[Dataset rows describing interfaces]
※ ※ ※

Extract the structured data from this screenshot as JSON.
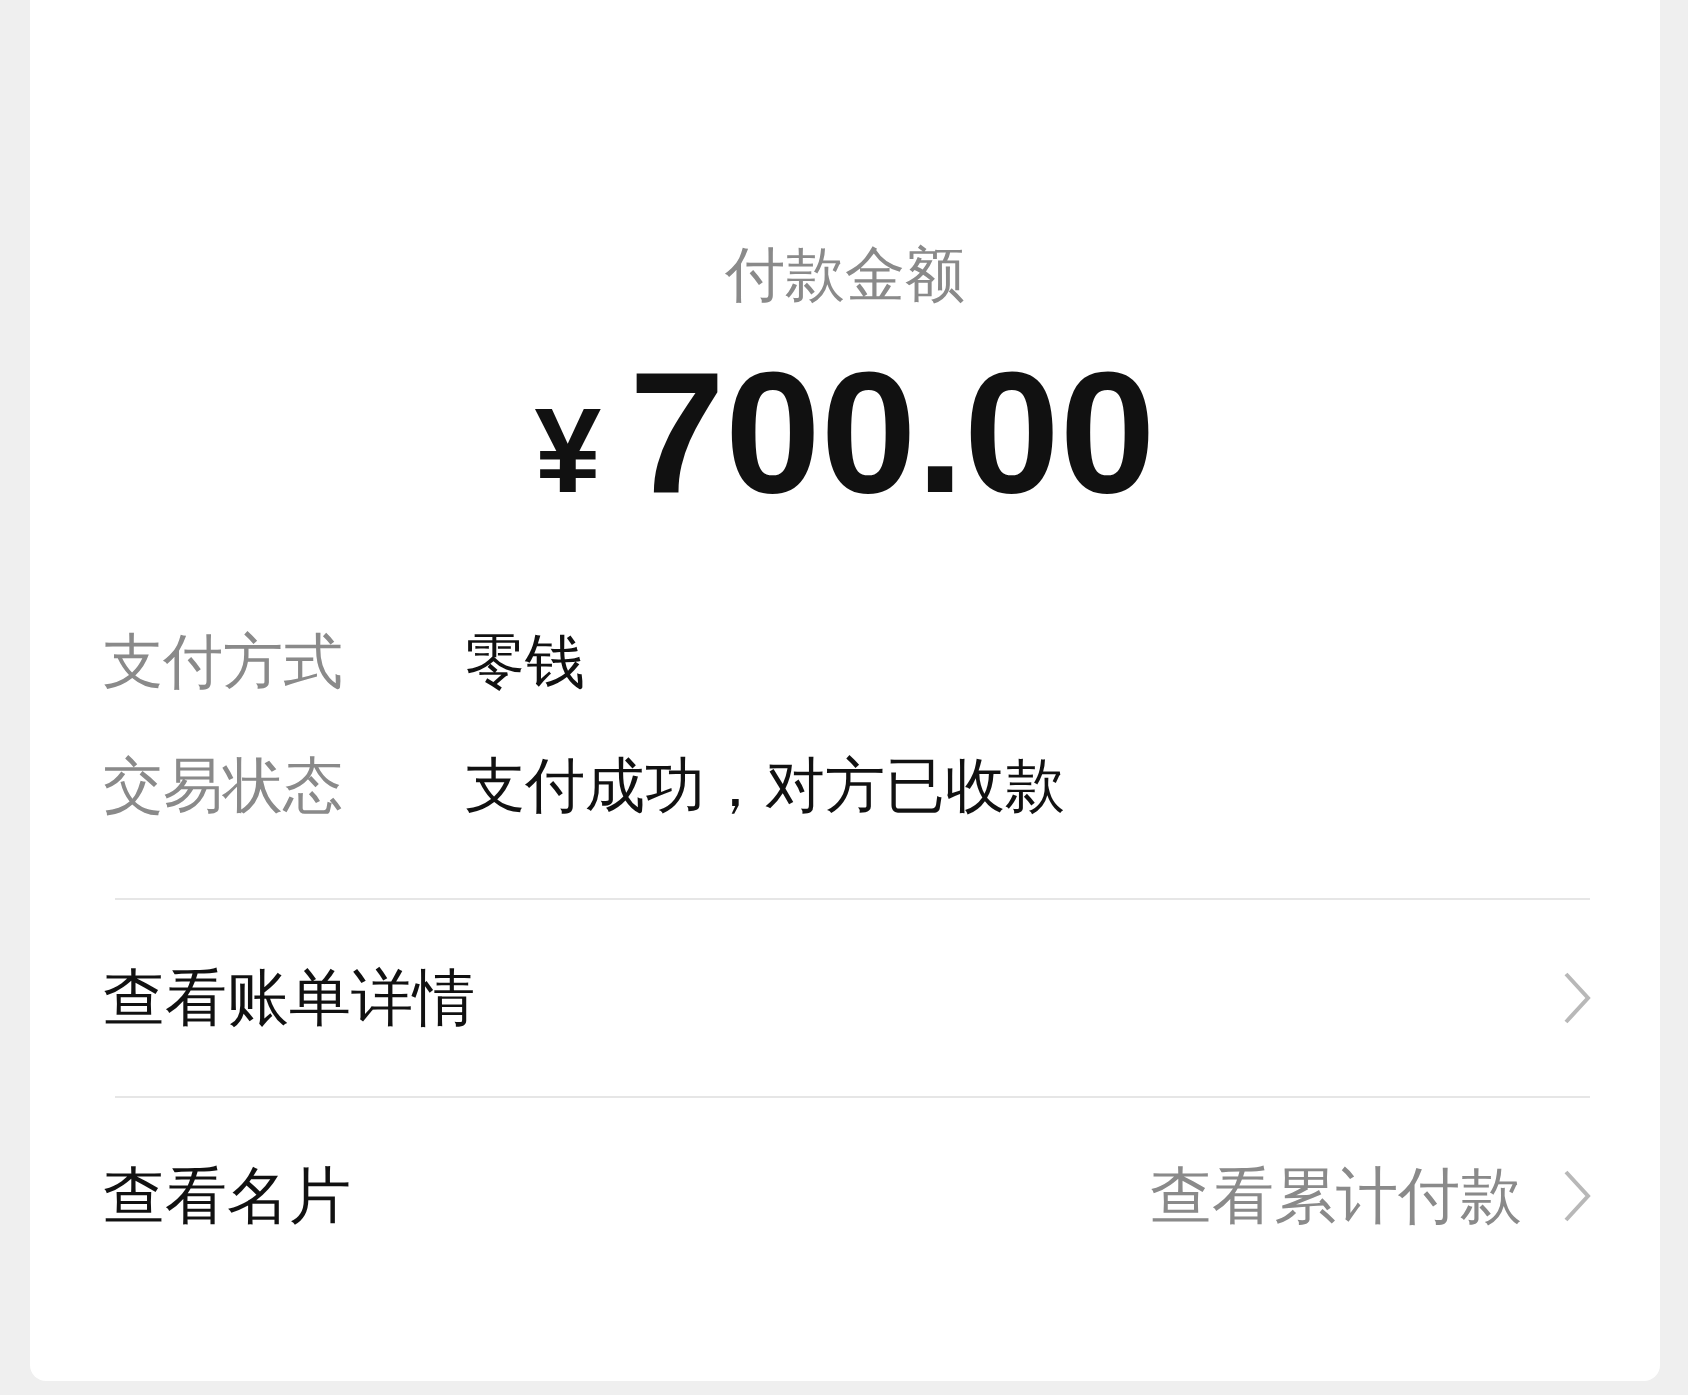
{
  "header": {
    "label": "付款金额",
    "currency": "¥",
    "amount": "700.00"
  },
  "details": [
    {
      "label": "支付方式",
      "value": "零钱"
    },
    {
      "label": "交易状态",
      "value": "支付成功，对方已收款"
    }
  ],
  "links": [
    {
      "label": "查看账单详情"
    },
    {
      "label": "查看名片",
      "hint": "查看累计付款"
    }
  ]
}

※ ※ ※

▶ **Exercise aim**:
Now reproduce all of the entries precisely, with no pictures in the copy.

▶ **Final answer**:
Extract the structured data from this screenshot as JSON.
{
  "header": {
    "label": "付款金额",
    "currency": "¥",
    "amount": "700.00"
  },
  "details": [
    {
      "label": "支付方式",
      "value": "零钱"
    },
    {
      "label": "交易状态",
      "value": "支付成功，对方已收款"
    }
  ],
  "links": [
    {
      "label": "查看账单详情"
    },
    {
      "label": "查看名片",
      "hint": "查看累计付款"
    }
  ]
}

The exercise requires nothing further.